### Work required
Which of the lines below include "this"? Each one should be copied out.

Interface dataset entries
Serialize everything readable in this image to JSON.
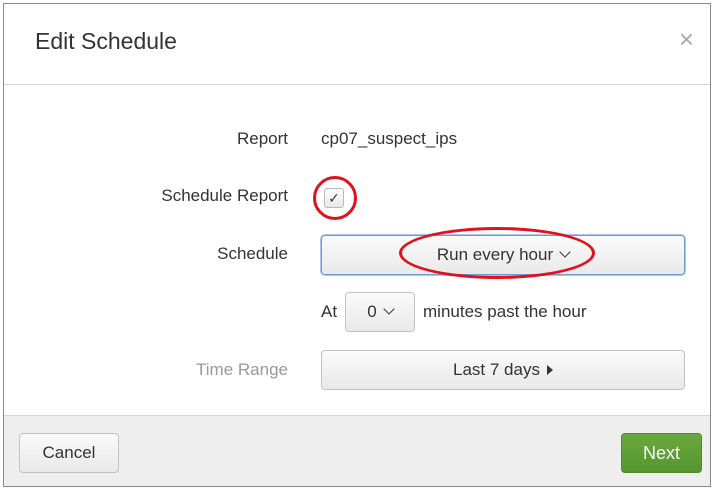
{
  "dialog": {
    "title": "Edit Schedule",
    "close_label": "×"
  },
  "form": {
    "report_label": "Report",
    "report_value": "cp07_suspect_ips",
    "schedule_report_label": "Schedule Report",
    "schedule_report_checked": true,
    "schedule_report_check_glyph": "✓",
    "schedule_label": "Schedule",
    "schedule_value": "Run every hour",
    "at_label": "At",
    "minute_value": "0",
    "minutes_suffix": "minutes past the hour",
    "time_range_label": "Time Range",
    "time_range_value": "Last 7 days"
  },
  "footer": {
    "cancel_label": "Cancel",
    "next_label": "Next"
  },
  "annotations": {
    "highlight_color": "#e0111c"
  },
  "colors": {
    "primary_button": "#5fa035",
    "focus_border": "#6e9bd3"
  }
}
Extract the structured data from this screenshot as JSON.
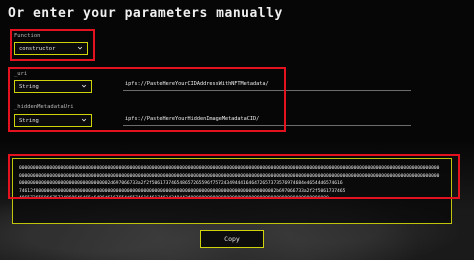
{
  "title": "Or enter your parameters manually",
  "function": {
    "label": "Function",
    "selected": "constructor"
  },
  "uri": {
    "label": "_uri",
    "type": "String",
    "value": "ipfs://PasteHereYourCIDAddressWithNFTMetadata/"
  },
  "hidden_uri": {
    "label": "_hiddenMetadataUri",
    "type": "String",
    "value": "ipfs://PasteHereYourHiddenImageMetadataCID/"
  },
  "bytecode": {
    "lines": [
      "00000000000000000000000000000000000000000000000000000000000000000000000000000000000000000000000000000000000000000000000000000000000000000000000000000000",
      "00000000000000000000000000000000000000000000000000000000000000000000000000000000000000000000000000000000000000000000000000000000000000000000000000000000",
      "000000000000000000000000000000002d697066733a2f2f506173746548657265596f757243494441646472657373576974684e46544d6574616",
      "74612f000000000000000000000000000000000000000000000000000000000000000000000000000000000000002b697066733a2f2f5061737465",
      "48657265596f75724869646465e6496d6167654d657461646174614349442f00000000000000000000000000000000000000000000000000"
    ]
  },
  "copy_label": "Copy",
  "colors": {
    "accent_border": "#cfd40a",
    "highlight_box": "#e3121e",
    "background": "#060606"
  },
  "icons": {
    "dropdown": "chevron-down-icon"
  }
}
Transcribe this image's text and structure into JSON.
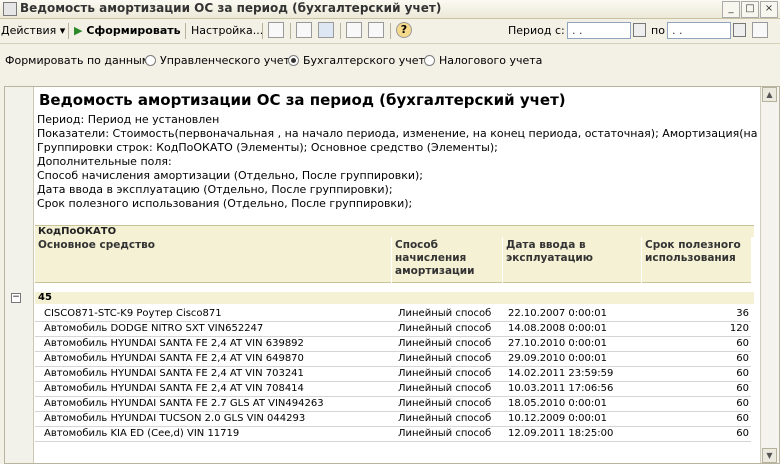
{
  "window": {
    "title": "Ведомость амортизации ОС за период (бухгалтерский учет)",
    "controls": [
      "_",
      "□",
      "×"
    ]
  },
  "toolbar": {
    "actions_label": "Действия",
    "form_label": "Сформировать",
    "settings_label": "Настройка...",
    "period_label": "Период с:",
    "period_from": ". .",
    "period_to_label": "по",
    "period_to": ". .",
    "help_glyph": "?"
  },
  "filter": {
    "label": "Формировать по данным:",
    "options": [
      "Управленческого учета",
      "Бухгалтерского учета",
      "Налогового учета"
    ],
    "selected": "Бухгалтерского учета"
  },
  "report": {
    "title": "Ведомость амортизации ОС за период (бухгалтерский учет)",
    "params": [
      "Период: Период не установлен",
      "Показатели: Стоимость(первоначальная , на начало периода, изменение, на конец периода, остаточная); Амортизация(на начало периода",
      "Группировки строк: КодПоОКАТО (Элементы); Основное средство (Элементы);",
      "Дополнительные поля:",
      "Способ начисления амортизации (Отдельно, После группировки);",
      "Дата ввода в эксплуатацию (Отдельно, После группировки);",
      "Срок полезного использования (Отдельно, После группировки);"
    ],
    "group_header": "КодПоОКАТО",
    "columns": [
      "Основное средство",
      "Способ начисления амортизации",
      "Дата ввода в эксплуатацию",
      "Срок полезного использования"
    ],
    "group_value": "45",
    "rows": [
      {
        "asset": "CISCO871-STC-K9 Роутер Cisco871",
        "method": "Линейный способ",
        "date": "22.10.2007 0:00:01",
        "term": "36"
      },
      {
        "asset": "Автомобиль DODGE NITRO SXT VIN652247",
        "method": "Линейный способ",
        "date": "14.08.2008 0:00:01",
        "term": "120"
      },
      {
        "asset": "Автомобиль HYUNDAI SANTA FE 2,4 AT VIN 639892",
        "method": "Линейный способ",
        "date": "27.10.2010 0:00:01",
        "term": "60"
      },
      {
        "asset": "Автомобиль HYUNDAI SANTA FE 2,4 AT VIN 649870",
        "method": "Линейный способ",
        "date": "29.09.2010 0:00:01",
        "term": "60"
      },
      {
        "asset": "Автомобиль HYUNDAI SANTA FE 2,4 AT VIN 703241",
        "method": "Линейный способ",
        "date": "14.02.2011 23:59:59",
        "term": "60"
      },
      {
        "asset": "Автомобиль HYUNDAI SANTA FE 2,4 AT VIN 708414",
        "method": "Линейный способ",
        "date": "10.03.2011 17:06:56",
        "term": "60"
      },
      {
        "asset": "Автомобиль HYUNDAI SANTA FE 2.7 GLS AT VIN494263",
        "method": "Линейный способ",
        "date": "18.05.2010 0:00:01",
        "term": "60"
      },
      {
        "asset": "Автомобиль HYUNDAI TUCSON 2.0 GLS VIN 044293",
        "method": "Линейный способ",
        "date": "10.12.2009 0:00:01",
        "term": "60"
      },
      {
        "asset": "Автомобиль KIA ED (Cee,d) VIN 11719",
        "method": "Линейный способ",
        "date": "12.09.2011 18:25:00",
        "term": "60"
      }
    ]
  },
  "colors": {
    "header_bg": "#f5f1d4",
    "chrome_bg": "#f3f1e6"
  }
}
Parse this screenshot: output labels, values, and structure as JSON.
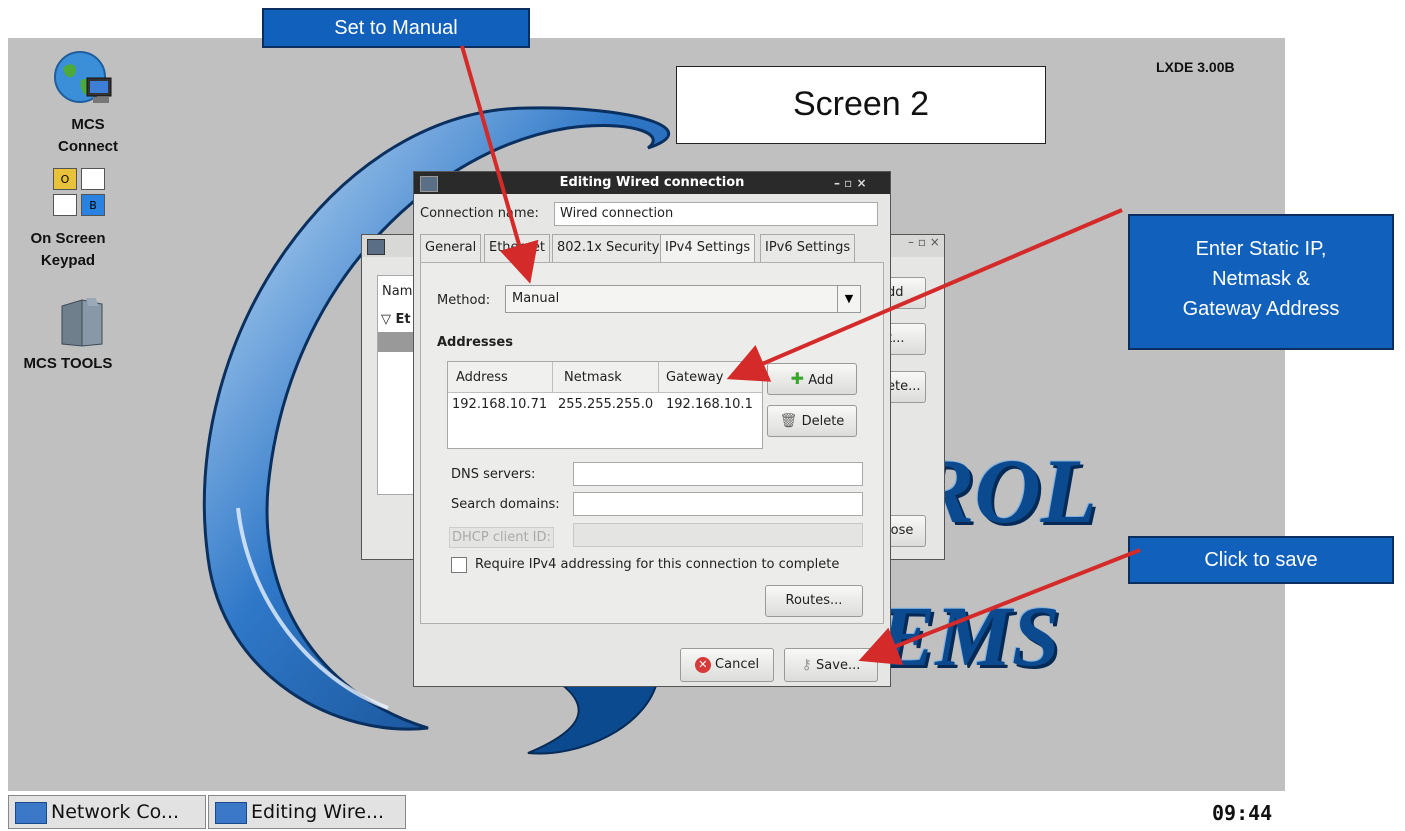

### Exercise response
Serialize everything readable in this image to JSON.
Extract the structured data from this screenshot as JSON.
Transcribe this image's text and structure into JSON.
Parse this screenshot: output labels, values, and structure as JSON.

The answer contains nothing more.